Maharana Kumbha of Mewar, who was the preceptor of Medieval Indian Renaissance, built his greatest monument, the Kirttistambha in the fort of Chittorgadh (Rajasthan) between 1440 and 1460 A D. It is generally known by the misnomer Vijaya Stambha (The Tower of Victory), though it was not built to commemorate a military event.

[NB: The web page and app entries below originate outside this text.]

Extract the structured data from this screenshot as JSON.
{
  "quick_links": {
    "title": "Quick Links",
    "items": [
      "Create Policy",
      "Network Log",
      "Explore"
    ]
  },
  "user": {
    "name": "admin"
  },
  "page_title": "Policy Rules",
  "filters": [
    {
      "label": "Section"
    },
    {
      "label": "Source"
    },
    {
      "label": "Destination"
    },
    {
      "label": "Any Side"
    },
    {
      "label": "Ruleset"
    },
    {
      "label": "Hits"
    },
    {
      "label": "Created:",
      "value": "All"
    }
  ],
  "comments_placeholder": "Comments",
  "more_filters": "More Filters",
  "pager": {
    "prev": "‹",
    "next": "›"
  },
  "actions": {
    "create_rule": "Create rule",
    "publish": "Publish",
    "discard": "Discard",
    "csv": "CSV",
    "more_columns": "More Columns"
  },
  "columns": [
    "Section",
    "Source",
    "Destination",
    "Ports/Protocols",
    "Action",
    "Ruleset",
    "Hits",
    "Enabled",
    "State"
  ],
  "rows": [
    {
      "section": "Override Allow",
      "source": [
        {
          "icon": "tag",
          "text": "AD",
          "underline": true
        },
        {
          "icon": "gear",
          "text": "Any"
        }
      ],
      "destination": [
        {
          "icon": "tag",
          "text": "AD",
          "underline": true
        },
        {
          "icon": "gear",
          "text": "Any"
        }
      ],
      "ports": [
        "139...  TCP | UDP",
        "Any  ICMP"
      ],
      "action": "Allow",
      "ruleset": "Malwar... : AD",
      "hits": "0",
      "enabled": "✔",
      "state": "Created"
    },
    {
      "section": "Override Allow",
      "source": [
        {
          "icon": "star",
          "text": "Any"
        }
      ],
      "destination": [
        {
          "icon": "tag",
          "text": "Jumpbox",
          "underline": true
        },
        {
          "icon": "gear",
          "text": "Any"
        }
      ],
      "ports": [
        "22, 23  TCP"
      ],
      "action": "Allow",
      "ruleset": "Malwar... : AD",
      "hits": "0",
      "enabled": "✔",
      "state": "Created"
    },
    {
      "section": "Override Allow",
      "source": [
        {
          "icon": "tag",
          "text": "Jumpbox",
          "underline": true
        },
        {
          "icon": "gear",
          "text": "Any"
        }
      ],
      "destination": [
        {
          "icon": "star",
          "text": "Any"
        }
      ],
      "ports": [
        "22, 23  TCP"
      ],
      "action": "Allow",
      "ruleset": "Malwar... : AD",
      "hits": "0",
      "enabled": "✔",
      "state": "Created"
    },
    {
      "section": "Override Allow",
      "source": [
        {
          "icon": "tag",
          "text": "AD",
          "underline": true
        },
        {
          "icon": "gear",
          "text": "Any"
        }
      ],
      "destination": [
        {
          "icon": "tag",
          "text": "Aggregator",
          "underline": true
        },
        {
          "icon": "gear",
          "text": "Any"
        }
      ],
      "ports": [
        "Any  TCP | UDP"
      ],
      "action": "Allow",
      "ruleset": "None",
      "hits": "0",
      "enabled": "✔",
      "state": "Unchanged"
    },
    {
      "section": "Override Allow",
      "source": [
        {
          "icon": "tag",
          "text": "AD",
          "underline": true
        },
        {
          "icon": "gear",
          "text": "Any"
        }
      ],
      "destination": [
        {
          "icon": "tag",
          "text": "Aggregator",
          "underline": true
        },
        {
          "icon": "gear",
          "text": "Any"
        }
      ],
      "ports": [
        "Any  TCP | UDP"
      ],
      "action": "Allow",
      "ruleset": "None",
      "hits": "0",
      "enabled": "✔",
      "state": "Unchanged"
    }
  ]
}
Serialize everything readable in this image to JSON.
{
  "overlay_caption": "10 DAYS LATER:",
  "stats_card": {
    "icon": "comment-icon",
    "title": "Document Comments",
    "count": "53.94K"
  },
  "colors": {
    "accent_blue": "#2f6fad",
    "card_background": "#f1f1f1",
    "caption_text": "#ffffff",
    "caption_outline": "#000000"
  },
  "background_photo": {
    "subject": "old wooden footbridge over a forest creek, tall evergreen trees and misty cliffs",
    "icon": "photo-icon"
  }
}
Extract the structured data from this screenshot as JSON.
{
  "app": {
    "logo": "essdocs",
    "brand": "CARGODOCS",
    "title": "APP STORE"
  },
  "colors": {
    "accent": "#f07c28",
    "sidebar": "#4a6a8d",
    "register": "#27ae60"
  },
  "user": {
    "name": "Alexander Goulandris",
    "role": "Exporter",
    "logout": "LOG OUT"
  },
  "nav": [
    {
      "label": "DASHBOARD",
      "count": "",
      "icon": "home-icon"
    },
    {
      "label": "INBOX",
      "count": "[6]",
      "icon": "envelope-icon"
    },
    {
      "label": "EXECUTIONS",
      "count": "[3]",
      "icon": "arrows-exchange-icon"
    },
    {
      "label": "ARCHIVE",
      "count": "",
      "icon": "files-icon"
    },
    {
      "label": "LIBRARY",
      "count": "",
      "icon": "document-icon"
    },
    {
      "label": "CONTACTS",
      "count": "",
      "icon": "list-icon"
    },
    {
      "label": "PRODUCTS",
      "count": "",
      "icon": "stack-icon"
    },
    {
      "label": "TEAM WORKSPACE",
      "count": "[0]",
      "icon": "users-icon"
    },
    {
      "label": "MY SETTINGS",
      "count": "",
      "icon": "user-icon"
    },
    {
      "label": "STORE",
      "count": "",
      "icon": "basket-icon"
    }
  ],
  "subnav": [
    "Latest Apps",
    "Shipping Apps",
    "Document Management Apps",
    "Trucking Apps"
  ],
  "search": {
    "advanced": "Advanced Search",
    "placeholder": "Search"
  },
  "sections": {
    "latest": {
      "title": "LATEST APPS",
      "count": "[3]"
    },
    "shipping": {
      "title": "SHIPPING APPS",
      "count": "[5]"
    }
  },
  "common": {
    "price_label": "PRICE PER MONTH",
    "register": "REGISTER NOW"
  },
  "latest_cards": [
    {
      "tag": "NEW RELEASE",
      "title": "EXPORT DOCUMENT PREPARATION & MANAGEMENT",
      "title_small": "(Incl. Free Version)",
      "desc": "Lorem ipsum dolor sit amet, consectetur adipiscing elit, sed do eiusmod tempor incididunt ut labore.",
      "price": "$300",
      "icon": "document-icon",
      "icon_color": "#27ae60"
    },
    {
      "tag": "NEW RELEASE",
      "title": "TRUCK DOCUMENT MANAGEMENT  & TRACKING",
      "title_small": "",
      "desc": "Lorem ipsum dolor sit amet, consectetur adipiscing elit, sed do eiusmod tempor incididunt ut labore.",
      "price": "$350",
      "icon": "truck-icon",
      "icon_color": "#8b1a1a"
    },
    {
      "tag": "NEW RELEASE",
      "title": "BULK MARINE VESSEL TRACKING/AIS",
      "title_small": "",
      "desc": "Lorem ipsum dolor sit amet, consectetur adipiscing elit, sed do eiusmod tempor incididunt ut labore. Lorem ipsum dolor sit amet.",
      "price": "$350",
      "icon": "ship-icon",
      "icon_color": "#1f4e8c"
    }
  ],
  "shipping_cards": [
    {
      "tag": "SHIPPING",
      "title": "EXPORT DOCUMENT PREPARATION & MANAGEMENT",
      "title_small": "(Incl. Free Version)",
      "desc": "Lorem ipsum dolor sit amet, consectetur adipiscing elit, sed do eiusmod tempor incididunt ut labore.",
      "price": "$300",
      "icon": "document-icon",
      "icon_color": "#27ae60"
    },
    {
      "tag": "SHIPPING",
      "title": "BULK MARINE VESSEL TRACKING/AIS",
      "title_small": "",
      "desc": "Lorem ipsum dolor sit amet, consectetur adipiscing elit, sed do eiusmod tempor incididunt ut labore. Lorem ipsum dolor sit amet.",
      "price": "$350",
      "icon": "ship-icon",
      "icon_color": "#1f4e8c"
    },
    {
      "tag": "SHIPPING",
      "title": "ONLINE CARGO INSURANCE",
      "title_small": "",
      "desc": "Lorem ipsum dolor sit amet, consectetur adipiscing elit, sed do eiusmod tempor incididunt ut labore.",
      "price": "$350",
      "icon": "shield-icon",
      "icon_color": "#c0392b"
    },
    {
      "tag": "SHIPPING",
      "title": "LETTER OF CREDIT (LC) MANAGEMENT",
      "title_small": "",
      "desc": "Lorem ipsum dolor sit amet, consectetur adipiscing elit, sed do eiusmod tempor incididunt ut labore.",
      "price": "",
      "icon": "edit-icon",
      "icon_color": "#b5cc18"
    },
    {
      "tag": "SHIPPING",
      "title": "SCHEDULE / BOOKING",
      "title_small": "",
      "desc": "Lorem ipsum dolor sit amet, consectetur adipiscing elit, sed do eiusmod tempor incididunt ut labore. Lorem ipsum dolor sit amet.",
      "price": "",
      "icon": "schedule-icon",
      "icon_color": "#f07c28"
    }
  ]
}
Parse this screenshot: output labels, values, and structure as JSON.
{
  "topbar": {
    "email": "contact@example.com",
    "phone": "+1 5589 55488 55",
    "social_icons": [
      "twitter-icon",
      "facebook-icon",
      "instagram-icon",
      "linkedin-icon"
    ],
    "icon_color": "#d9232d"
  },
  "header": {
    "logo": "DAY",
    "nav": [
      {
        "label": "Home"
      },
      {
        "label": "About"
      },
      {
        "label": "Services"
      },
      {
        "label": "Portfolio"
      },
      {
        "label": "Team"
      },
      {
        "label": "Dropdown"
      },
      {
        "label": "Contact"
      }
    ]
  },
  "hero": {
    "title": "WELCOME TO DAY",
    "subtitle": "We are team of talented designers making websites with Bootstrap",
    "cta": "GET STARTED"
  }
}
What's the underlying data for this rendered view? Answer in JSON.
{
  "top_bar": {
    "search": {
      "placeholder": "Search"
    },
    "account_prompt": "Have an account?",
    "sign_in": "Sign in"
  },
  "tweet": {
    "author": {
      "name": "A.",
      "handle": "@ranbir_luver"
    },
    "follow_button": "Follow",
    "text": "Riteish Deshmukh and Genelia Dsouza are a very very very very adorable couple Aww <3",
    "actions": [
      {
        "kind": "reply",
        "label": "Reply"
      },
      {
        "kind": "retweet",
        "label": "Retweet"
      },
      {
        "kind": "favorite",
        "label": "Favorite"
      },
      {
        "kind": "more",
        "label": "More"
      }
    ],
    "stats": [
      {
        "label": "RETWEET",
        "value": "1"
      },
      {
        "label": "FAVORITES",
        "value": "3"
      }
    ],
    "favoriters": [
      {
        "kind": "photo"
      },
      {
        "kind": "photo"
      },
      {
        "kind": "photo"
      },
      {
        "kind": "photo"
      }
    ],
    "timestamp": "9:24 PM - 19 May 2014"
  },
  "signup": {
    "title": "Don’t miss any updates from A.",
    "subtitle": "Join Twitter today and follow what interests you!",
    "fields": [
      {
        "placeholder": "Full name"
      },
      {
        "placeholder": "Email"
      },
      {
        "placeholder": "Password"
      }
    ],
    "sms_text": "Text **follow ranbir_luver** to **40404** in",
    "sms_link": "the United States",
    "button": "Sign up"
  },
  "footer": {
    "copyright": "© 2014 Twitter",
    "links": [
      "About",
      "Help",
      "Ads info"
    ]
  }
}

The author has examined here the fundamental question : what was the idea which led to its incarnation in such a beautiful form, under such headings as Mahameru, Vedic Skambha, Trailokya-Mahagrha, and Garuda and Janardana Dhvaja Stambha; enumerated the classical background of this thought and philosophy; and traced the various stages of its development, and representation thereof in stone.
It has been architecturally studied and the sculptures of Hindu gods and goddesses which make it an Illustrated Dictionary of Hindu Mythology and a unique work on medieval Iconography, as much as on Architecture, have been identified, Texts and translation of epigraphs including the Kirttistambha-Prasasti (which was carved on four stone-slabs); colophon-prasastis of his literary works; and Vastu-texts on Kirttistambhas have been given in 12 appendices. The text is adequately illustrated by 16 figures and 48 b&w plates.
Table of Contents:
- Bibliographical Abbreviations
- List of Diactiricals
- List of Illustrations (Maps, Figures & Plates)
- Exertions of the Adivaraha
- Architectural Text and Relics
- Defensive Wars and a Fictitious Victory
- The Misnomer: Vijayastambha
- Vedic Skambha and Trailokya-Mahagrha
- Garuda and Janardana Dhvaja-Stambha
- The Precursor: Jaina Kirtti-Stambha (JKS)
- Architecture and Sculpture of the Kirtti-Stambha
About the Author:
Ram Nath was educated at St. John's College, Agra and he did his PhD and D. Litt on the Mughal monuments of Agra, Fatehpur Sikri and Delhi, from Agra University. Having studied Ancient and Medieval Indian Architecture in the field and worked at about 45 historical sites, and authored 40 books and 150 research papers, he is one of the front-ranking scholars and art-historians of the country and an authority, of international repute, on Mughal Architecture. He has been lecturing at the Heras Institute, Bombay, Fine Arts Department Harvard University and other prestigious institutions.